The Bus

The bus represents the conflicts, both internal and external, of After the First Death while also standing on its own as a symbol. By itself, the bus shows how one place means different things to different people and at different times. The hijackers view the bus as a means to an end. At the beginning of the book, the bus is a commitment Kate takes on when her uncle isn’t available to drive, and the kids view the bus as the time between home and fun at camp. Later, the bus becomes a place of danger for the captives and, for Kate, the place she fears she will die.

In terms of conflict, the bus is the location of the book’s external conflicts—both Kate against the hijackers and Inner Delta against the terrorists. Kate and the children represent what’s at stake in this confrontation and the potential consequences of Inner Delta’s failure. During the final skirmish at the end of the book, the bus emerges unharmed while the van and helicopter take irreparable damage.
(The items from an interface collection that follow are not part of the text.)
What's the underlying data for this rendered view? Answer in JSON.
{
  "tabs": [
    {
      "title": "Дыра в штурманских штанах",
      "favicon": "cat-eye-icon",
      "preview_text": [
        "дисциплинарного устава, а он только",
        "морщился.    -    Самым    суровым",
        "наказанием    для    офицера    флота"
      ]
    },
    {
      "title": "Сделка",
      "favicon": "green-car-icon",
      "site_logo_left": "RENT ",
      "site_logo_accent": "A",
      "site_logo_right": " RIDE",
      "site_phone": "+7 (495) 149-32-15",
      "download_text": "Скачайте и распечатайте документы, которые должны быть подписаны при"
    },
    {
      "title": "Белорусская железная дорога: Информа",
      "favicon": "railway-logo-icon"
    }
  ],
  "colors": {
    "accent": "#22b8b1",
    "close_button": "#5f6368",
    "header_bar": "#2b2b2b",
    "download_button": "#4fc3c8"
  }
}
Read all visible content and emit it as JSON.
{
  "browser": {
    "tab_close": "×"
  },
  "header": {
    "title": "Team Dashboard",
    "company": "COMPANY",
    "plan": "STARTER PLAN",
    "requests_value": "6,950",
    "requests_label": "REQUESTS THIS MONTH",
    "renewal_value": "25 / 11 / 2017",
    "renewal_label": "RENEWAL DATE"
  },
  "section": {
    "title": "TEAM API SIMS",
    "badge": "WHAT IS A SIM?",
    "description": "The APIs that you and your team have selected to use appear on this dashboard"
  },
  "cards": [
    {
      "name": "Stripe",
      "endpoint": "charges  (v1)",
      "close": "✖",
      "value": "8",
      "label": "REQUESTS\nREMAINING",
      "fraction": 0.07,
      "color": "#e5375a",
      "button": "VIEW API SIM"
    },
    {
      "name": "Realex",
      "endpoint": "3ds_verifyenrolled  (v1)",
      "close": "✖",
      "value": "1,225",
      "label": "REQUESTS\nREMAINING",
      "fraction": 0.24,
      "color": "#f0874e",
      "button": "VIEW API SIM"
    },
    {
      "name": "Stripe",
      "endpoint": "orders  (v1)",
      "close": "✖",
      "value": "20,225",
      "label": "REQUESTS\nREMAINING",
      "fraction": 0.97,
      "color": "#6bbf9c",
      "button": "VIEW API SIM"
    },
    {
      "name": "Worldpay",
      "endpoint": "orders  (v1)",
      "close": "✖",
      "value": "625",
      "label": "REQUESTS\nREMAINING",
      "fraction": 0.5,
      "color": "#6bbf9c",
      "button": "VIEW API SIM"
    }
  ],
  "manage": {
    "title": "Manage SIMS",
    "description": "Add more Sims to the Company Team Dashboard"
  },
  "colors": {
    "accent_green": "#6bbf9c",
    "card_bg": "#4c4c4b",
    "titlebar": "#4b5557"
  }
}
The bus symbolizes Inner Delta’s success in overcoming the hijackers while the destruction of the other vehicles shows that the success is not without loss.

The bus also represents internal conflicts and how Kate, Miro, and Ben each learn things about themselves.